» INPUT DATA
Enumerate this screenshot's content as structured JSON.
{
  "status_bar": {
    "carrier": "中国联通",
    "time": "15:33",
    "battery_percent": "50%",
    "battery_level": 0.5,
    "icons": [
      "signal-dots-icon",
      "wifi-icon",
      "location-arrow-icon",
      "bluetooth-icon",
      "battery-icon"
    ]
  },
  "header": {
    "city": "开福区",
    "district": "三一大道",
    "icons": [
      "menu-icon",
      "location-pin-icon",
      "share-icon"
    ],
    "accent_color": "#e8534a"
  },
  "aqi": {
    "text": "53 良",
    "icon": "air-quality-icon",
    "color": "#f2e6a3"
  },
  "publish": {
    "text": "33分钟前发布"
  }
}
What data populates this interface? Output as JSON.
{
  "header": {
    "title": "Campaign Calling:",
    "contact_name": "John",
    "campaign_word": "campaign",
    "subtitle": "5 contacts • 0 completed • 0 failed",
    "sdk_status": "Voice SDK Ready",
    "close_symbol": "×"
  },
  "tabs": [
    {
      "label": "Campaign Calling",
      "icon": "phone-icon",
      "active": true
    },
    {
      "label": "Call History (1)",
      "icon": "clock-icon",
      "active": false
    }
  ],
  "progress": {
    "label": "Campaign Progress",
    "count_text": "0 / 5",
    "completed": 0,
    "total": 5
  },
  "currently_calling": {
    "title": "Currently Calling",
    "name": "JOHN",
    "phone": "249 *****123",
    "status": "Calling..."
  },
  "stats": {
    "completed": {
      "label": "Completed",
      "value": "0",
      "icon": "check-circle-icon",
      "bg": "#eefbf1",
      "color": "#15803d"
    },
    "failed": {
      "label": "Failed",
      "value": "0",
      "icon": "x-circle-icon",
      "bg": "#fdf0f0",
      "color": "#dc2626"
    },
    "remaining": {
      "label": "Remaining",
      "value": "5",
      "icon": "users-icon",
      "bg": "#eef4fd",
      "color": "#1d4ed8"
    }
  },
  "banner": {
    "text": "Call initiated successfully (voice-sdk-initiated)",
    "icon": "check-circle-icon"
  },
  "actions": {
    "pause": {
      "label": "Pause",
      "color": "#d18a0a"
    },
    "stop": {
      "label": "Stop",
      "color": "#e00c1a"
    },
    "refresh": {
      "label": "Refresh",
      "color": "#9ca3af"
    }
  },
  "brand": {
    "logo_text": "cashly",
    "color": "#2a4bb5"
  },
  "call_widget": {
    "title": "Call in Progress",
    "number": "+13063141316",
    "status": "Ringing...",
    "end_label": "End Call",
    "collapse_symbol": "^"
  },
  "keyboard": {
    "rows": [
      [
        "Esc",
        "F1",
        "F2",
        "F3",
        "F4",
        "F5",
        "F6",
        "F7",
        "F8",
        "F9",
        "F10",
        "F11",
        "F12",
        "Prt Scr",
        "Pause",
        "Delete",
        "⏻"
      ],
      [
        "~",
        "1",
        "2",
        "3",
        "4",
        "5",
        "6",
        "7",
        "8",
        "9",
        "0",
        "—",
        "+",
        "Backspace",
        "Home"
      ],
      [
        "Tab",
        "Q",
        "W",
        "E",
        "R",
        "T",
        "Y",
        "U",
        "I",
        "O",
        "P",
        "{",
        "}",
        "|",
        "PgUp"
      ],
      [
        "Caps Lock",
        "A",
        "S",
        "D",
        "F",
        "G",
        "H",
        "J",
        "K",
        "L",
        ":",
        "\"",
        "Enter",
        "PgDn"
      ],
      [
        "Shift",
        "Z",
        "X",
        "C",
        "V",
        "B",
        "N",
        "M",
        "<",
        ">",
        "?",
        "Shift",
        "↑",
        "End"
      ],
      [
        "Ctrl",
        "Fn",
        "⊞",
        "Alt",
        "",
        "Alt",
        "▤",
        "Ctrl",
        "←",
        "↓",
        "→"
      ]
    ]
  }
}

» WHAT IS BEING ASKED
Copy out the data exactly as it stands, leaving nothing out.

» WRITTEN ANSWER
Enumerate this screenshot's content as structured JSON.
{
  "status_bar": {
    "carrier": "中国联通",
    "time": "15:33",
    "battery_percent": "50%",
    "battery_level": 0.5,
    "icons": [
      "signal-dots-icon",
      "wifi-icon",
      "location-arrow-icon",
      "bluetooth-icon",
      "battery-icon"
    ]
  },
  "header": {
    "city": "开福区",
    "district": "三一大道",
    "icons": [
      "menu-icon",
      "location-pin-icon",
      "share-icon"
    ],
    "accent_color": "#e8534a"
  },
  "aqi": {
    "text": "53 良",
    "icon": "air-quality-icon",
    "color": "#f2e6a3"
  },
  "publish": {
    "text": "33分钟前发布"
  }
}
What data populates this interface? Output as JSON.
{
  "header": {
    "title": "Campaign Calling:",
    "contact_name": "John",
    "campaign_word": "campaign",
    "subtitle": "5 contacts • 0 completed • 0 failed",
    "sdk_status": "Voice SDK Ready",
    "close_symbol": "×"
  },
  "tabs": [
    {
      "label": "Campaign Calling",
      "icon": "phone-icon",
      "active": true
    },
    {
      "label": "Call History (1)",
      "icon": "clock-icon",
      "active": false
    }
  ],
  "progress": {
    "label": "Campaign Progress",
    "count_text": "0 / 5",
    "completed": 0,
    "total": 5
  },
  "currently_calling": {
    "title": "Currently Calling",
    "name": "JOHN",
    "phone": "249 *****123",
    "status": "Calling..."
  },
  "stats": {
    "completed": {
      "label": "Completed",
      "value": "0",
      "icon": "check-circle-icon",
      "bg": "#eefbf1",
      "color": "#15803d"
    },
    "failed": {
      "label": "Failed",
      "value": "0",
      "icon": "x-circle-icon",
      "bg": "#fdf0f0",
      "color": "#dc2626"
    },
    "remaining": {
      "label": "Remaining",
      "value": "5",
      "icon": "users-icon",
      "bg": "#eef4fd",
      "color": "#1d4ed8"
    }
  },
  "banner": {
    "text": "Call initiated successfully (voice-sdk-initiated)",
    "icon": "check-circle-icon"
  },
  "actions": {
    "pause": {
      "label": "Pause",
      "color": "#d18a0a"
    },
    "stop": {
      "label": "Stop",
      "color": "#e00c1a"
    },
    "refresh": {
      "label": "Refresh",
      "color": "#9ca3af"
    }
  },
  "brand": {
    "logo_text": "cashly",
    "color": "#2a4bb5"
  },
  "call_widget": {
    "title": "Call in Progress",
    "number": "+13063141316",
    "status": "Ringing...",
    "end_label": "End Call",
    "collapse_symbol": "^"
  },
  "keyboard": {
    "rows": [
      [
        "Esc",
        "F1",
        "F2",
        "F3",
        "F4",
        "F5",
        "F6",
        "F7",
        "F8",
        "F9",
        "F10",
        "F11",
        "F12",
        "Prt Scr",
        "Pause",
        "Delete",
        "⏻"
      ],
      [
        "~",
        "1",
        "2",
        "3",
        "4",
        "5",
        "6",
        "7",
        "8",
        "9",
        "0",
        "—",
        "+",
        "Backspace",
        "Home"
      ],
      [
        "Tab",
        "Q",
        "W",
        "E",
        "R",
        "T",
        "Y",
        "U",
        "I",
        "O",
        "P",
        "{",
        "}",
        "|",
        "PgUp"
      ],
      [
        "Caps Lock",
        "A",
        "S",
        "D",
        "F",
        "G",
        "H",
        "J",
        "K",
        "L",
        ":",
        "\"",
        "Enter",
        "PgDn"
      ],
      [
        "Shift",
        "Z",
        "X",
        "C",
        "V",
        "B",
        "N",
        "M",
        "<",
        ">",
        "?",
        "Shift",
        "↑",
        "End"
      ],
      [
        "Ctrl",
        "Fn",
        "⊞",
        "Alt",
        "",
        "Alt",
        "▤",
        "Ctrl",
        "←",
        "↓",
        "→"
      ]
    ]
  }
}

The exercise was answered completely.